WASHINGTON — As the Federal Reserve’s new leader, Janet Yellen won’t have to go far to bounce ideas off a fellow economist. The kitchen table will do just fine.
Yellen is the first Fed leader in the central bank’s 100 years to be married to an equally renowned economist — a Nobel laureate, no less. In 35 years of marriage, Yellen and George Akerlof have partnered on groundbreaking research on everything from the collapse of East Germany to out-of-wedlock births to the way generous pay for a baby sitter shows how wages motivate workers.

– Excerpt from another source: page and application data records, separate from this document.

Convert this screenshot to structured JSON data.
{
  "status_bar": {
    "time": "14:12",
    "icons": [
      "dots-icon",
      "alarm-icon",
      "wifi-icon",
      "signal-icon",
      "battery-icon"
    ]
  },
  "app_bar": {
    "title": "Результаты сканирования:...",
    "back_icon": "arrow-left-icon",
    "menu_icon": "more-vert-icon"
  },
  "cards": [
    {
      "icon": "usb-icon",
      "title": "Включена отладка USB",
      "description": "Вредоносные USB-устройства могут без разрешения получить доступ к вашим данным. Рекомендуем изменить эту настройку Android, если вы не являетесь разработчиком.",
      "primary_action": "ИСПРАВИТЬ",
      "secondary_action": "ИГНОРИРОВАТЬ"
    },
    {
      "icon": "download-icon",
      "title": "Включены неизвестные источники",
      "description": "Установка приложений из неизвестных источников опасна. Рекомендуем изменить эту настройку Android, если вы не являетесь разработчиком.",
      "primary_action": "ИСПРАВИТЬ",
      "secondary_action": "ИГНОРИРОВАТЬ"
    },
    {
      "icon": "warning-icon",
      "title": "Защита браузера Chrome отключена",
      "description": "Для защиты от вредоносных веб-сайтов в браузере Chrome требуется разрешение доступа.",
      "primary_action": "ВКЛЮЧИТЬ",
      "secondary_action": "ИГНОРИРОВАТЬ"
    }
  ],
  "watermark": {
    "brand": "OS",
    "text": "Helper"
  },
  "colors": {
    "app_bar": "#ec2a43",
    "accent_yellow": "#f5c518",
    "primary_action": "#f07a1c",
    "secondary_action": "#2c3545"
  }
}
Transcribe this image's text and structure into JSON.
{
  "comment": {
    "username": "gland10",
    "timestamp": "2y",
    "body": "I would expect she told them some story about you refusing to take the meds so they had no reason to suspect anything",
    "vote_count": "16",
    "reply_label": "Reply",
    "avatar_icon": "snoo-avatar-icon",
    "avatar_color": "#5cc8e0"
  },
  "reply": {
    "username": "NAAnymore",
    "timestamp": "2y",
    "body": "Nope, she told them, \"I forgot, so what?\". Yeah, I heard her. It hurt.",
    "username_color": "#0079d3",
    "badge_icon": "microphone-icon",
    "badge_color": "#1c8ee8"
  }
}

Colleagues say that as economic thinkers, the two complement each other. And they say their partnership reflects a philosophy of consensus and collaboration that’s likely to surface in Yellen’s leadership beginning with this week’s meeting of the Fed’s policy committee — the first since Yellen succeeded Ben Bernanke as chair on Feb. 3.
The committee includes critics of the Fed’s policymaking whose views Yellen doesn’t tend to share. They include, for example, Richard Fisher, head of the Federal Reserve Bank of Dallas, who recently said the central bank is “distorting financial markets” by acting to depress short- and long-term interest rates.
As Akerlof’s collaborator, as a professor and as the Fed’s vice chair, Yellen has been known for forging consensus. When she worked with Akerlof, the two drew upon each other’s differing strengths, according to colleagues and former students.
“Janet is very balanced and grounded. She thinks clearly and has a lot of common sense,” said Andrew Rose, an economist who collaborated with them at the University of California, Berkeley. “George is much more artistic and has these leaps of brilliance.”
Rose described Yellen as a mother who was devoted to helping her son with his Pinewood Derby car in the evenings. She would sit at favorite restaurants while drafting economic papers. In debating ideas with her husband, seemingly any assumption of how the economy functioned was ripe for debate.